Letters of complaint should be sent here:

Mr Mark Bakshi
President Features Production
5555 Melrose Avenue
Shulberg Building
Suite 211
Room 115
Los Angeles, CA 90038-3197


Kathleen Kennedy and Frank Marshall
Kennedy/Marshall Company
619 Arizona Avenue, Fl. 2
Santa Monica, California 90401

For more information on a letter writing campaign, please visit:

PS: I'd like to thank the wonderful people at for all their efforts and for providing me with such a handy source of screencaps.

*This paragraph was edited on 01-22-09 to clarify my points.

Friday, January 16, 2009

Thursday, January 15, 2009

Another sneak peak at The Eternal Smile

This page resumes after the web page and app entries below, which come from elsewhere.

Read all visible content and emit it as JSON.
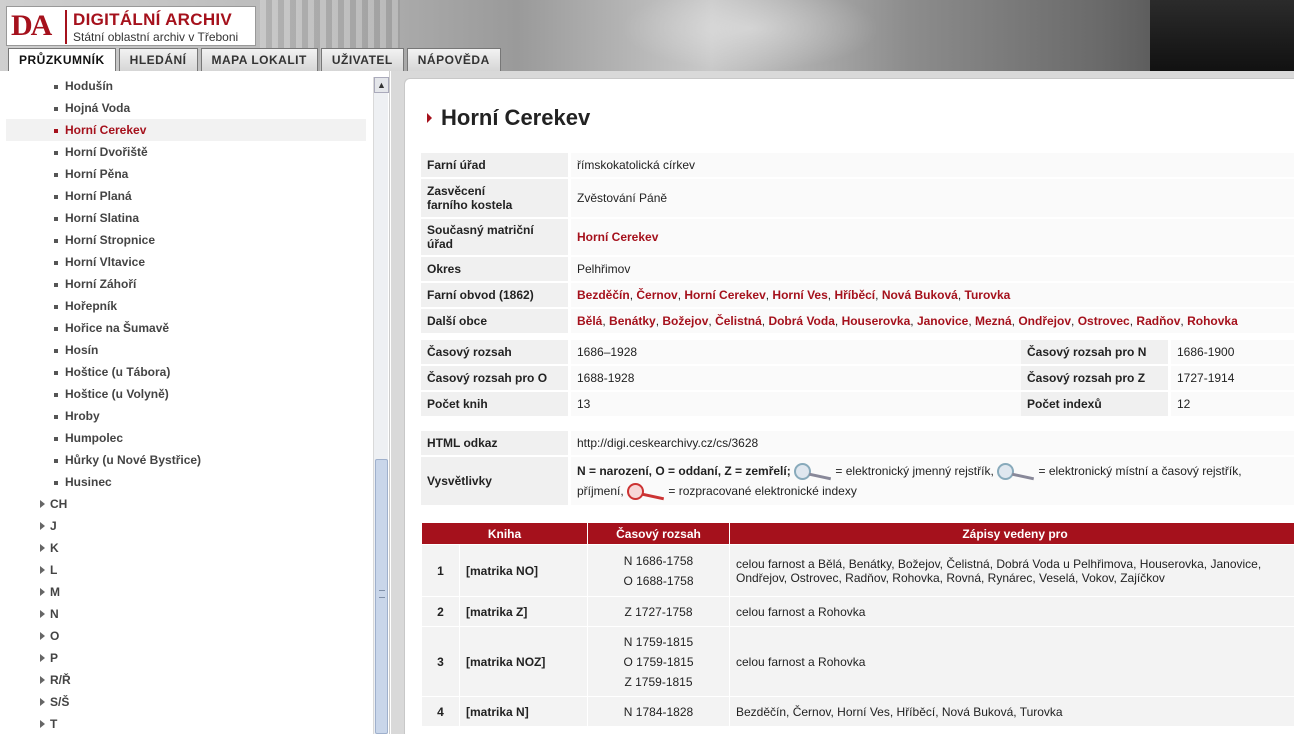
{
  "header": {
    "logo_mark": "DA",
    "logo_title": "DIGITÁLNÍ ARCHIV",
    "logo_subtitle": "Státní oblastní archiv v Třeboni"
  },
  "tabs": [
    {
      "label": "PRŮZKUMNÍK"
    },
    {
      "label": "HLEDÁNÍ"
    },
    {
      "label": "MAPA LOKALIT"
    },
    {
      "label": "UŽIVATEL"
    },
    {
      "label": "NÁPOVĚDA"
    }
  ],
  "sidebar": {
    "leaves": [
      "Hodušín",
      "Hojná Voda",
      "Horní Cerekev",
      "Horní Dvořiště",
      "Horní Pěna",
      "Horní Planá",
      "Horní Slatina",
      "Horní Stropnice",
      "Horní Vltavice",
      "Horní Záhoří",
      "Hořepník",
      "Hořice na Šumavě",
      "Hosín",
      "Hoštice (u Tábora)",
      "Hoštice (u Volyně)",
      "Hroby",
      "Humpolec",
      "Hůrky (u Nové Bystřice)",
      "Husinec"
    ],
    "selected": "Horní Cerekev",
    "groups": [
      "CH",
      "J",
      "K",
      "L",
      "M",
      "N",
      "O",
      "P",
      "R/Ř",
      "S/Š",
      "T"
    ]
  },
  "main": {
    "title": "Horní Cerekev",
    "farni_urad": {
      "label": "Farní úřad",
      "value": "římskokatolická církev"
    },
    "zasveceni": {
      "label1": "Zasvěcení",
      "label2": "farního kostela",
      "value": "Zvěstování Páně"
    },
    "soucasny": {
      "label": "Současný matriční úřad",
      "value": "Horní Cerekev"
    },
    "okres": {
      "label": "Okres",
      "value": "Pelhřimov"
    },
    "farni_obvod": {
      "label": "Farní obvod (1862)",
      "links": [
        "Bezděčín",
        "Černov",
        "Horní Cerekev",
        "Horní Ves",
        "Hříběcí",
        "Nová Buková",
        "Turovka"
      ]
    },
    "dalsi_obce": {
      "label": "Další obce",
      "links": [
        "Bělá",
        "Benátky",
        "Božejov",
        "Čelistná",
        "Dobrá Voda",
        "Houserovka",
        "Janovice",
        "Mezná",
        "Ondřejov",
        "Ostrovec",
        "Radňov",
        "Rohovka"
      ]
    },
    "rozsah": {
      "label": "Časový rozsah",
      "value": "1686–1928",
      "n_label": "Časový rozsah pro N",
      "n_value": "1686-1900",
      "o_label": "Časový rozsah pro O",
      "o_value": "1688-1928",
      "z_label": "Časový rozsah pro Z",
      "z_value": "1727-1914",
      "knih_label": "Počet knih",
      "knih_value": "13",
      "idx_label": "Počet indexů",
      "idx_value": "12"
    },
    "odkaz": {
      "label": "HTML odkaz",
      "value": "http://digi.ceskearchivy.cz/cs/3628"
    },
    "vysvetlivky": {
      "label": "Vysvětlivky",
      "t1": "N = narození, O = oddaní, Z = zemřelí;",
      "t2": "= elektronický jmenný rejstřík,",
      "t3": "= elektronický místní a časový rejstřík,",
      "t4": "příjmení,",
      "t5": "= rozpracované elektronické indexy"
    },
    "books": {
      "headers": [
        "Kniha",
        "Časový rozsah",
        "Zápisy vedeny pro"
      ],
      "rows": [
        {
          "num": "1",
          "name": "[matrika NO]",
          "ranges": [
            "N 1686-1758",
            "O 1688-1758"
          ],
          "desc": "celou farnost a Bělá, Benátky, Božejov, Čelistná, Dobrá Voda u Pelhřimova, Houserovka, Janovice, Ondřejov, Ostrovec, Radňov, Rohovka, Rovná, Rynárec, Veselá, Vokov, Zajíčkov"
        },
        {
          "num": "2",
          "name": "[matrika Z]",
          "ranges": [
            "Z 1727-1758"
          ],
          "desc": "celou farnost a Rohovka"
        },
        {
          "num": "3",
          "name": "[matrika NOZ]",
          "ranges": [
            "N 1759-1815",
            "O 1759-1815",
            "Z 1759-1815"
          ],
          "desc": "celou farnost a Rohovka"
        },
        {
          "num": "4",
          "name": "[matrika N]",
          "ranges": [
            "N 1784-1828"
          ],
          "desc": "Bezděčín, Černov, Horní Ves, Hříběcí, Nová Buková, Turovka"
        }
      ]
    }
  },
  "colors": {
    "accent": "#a5111c"
  }
}
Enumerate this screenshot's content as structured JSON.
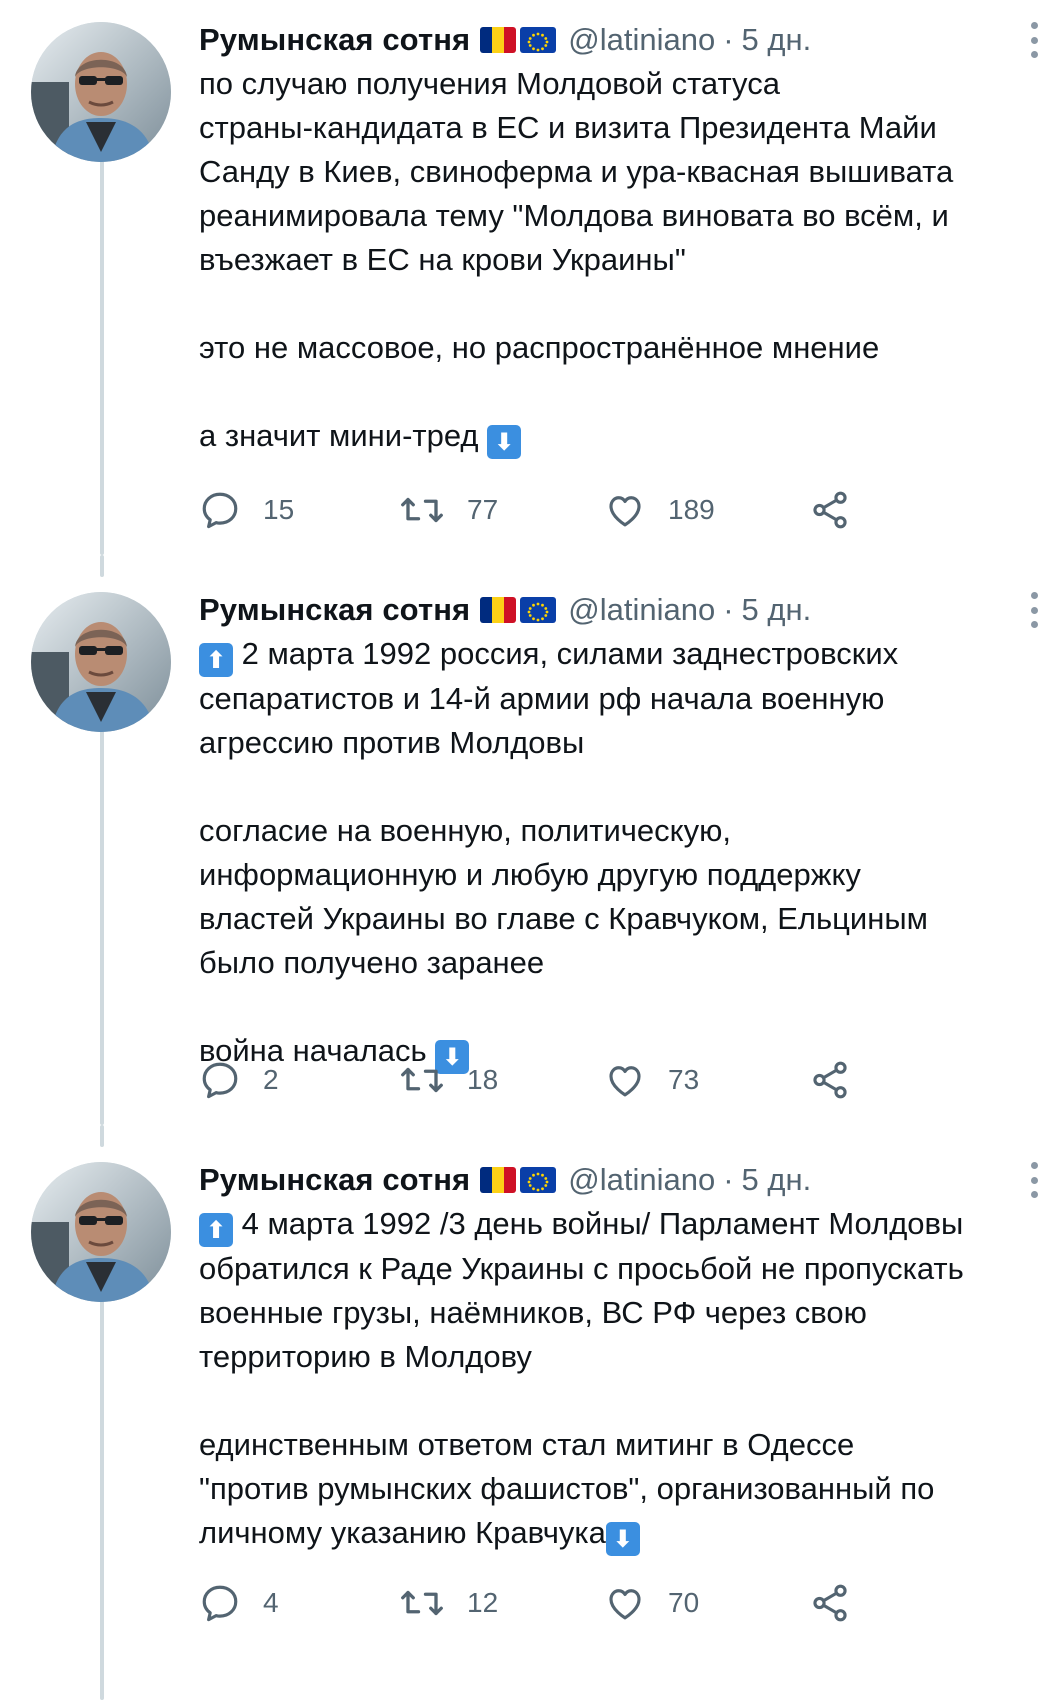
{
  "tweets": [
    {
      "author": "Румынская сотня",
      "handle": "@latiniano",
      "separator": "·",
      "time": "5 дн.",
      "lines": [
        "по случаю получения Молдовой статуса",
        "страны-кандидата в ЕС и визита Президента Майи",
        "Санду в Киев, свиноферма и ура-квасная вышивата",
        "реанимировала тему \"Молдова виновата во всём, и",
        "въезжает в ЕС на крови Украины\"",
        "",
        "это не массовое, но распространённое мнение",
        "",
        "а значит мини-тред"
      ],
      "replies": "15",
      "retweets": "77",
      "likes": "189"
    },
    {
      "author": "Румынская сотня",
      "handle": "@latiniano",
      "separator": "·",
      "time": "5 дн.",
      "lines": [
        "2 марта 1992 россия, силами заднестровских",
        "сепаратистов и 14-й армии рф начала военную",
        "агрессию против Молдовы",
        "",
        "согласие на военную, политическую,",
        "информационную и любую другую поддержку",
        "властей Украины во главе с Кравчуком, Ельциным",
        "было получено заранее",
        "",
        "война началась"
      ],
      "replies": "2",
      "retweets": "18",
      "likes": "73"
    },
    {
      "author": "Румынская сотня",
      "handle": "@latiniano",
      "separator": "·",
      "time": "5 дн.",
      "lines": [
        "4 марта 1992 /3 день войны/ Парламент Молдовы",
        "обратился к Раде Украины с просьбой не пропускать",
        "военные грузы, наёмников, ВС РФ через свою",
        "территорию в Молдову",
        "",
        "единственным ответом стал митинг в Одессе",
        "\"против румынских фашистов\", организованный по",
        "личному указанию Кравчука"
      ],
      "replies": "4",
      "retweets": "12",
      "likes": "70"
    }
  ],
  "icons": {
    "down_arrow_emoji": "⬇",
    "up_arrow_emoji": "⬆",
    "romania_flag": "romania-flag-icon",
    "eu_flag": "eu-flag-icon",
    "reply": "reply-icon",
    "retweet": "retweet-icon",
    "like": "heart-icon",
    "share": "share-icon",
    "more": "more-options-icon"
  },
  "colors": {
    "text": "#0f1419",
    "secondary": "#536471",
    "thread_line": "#cfd9de",
    "emoji_blue": "#3b8fe0"
  }
}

First Second has been using this full-page panel as a promotional piece for The Eternal Smile, so I thought I'd post it here too. I personally wouldn't have picked this panel to use as publicity since it's a spoiler, but these things aren't up to me. First Second is a great publisher though, so I'm sure they know what they're doing.

Sunday, January 11, 2009

I can't get over this kid's face

This cracks me up no matter how many times I see it.

Friday, January 9, 2009

It's a joke, ladies, relax

EDIT: Be sure to note that Alena and Elena are two different people. I'm pointing it out because I've heard confusion from friends who've read this strip. Believe me, it's ten times more confusing in real life!

Thursday, January 8, 2009

Wednesday, January 7, 2009

Monday, January 5, 2009

The Eternal Smile cover debut

Here's the cover for The Eternal Smile. It's now available for pre-order on Amazon. It'll be in stores April 27. Hope you check it out.

Friday, January 2, 2009

Happy New Year!

Favorite gift I got for Christmas this year:

Mini-comics from Gene Yang's son, Kolbe!!

Favorite card recieved:

From one of my favorite cartoonists, Martin Cendreda, of Dang!, Mome, and Kramer's Ergot fame.

Happy New Year, everyone! I hope you're having a great start to the new year. I can't believe it's 2009 already... Wow.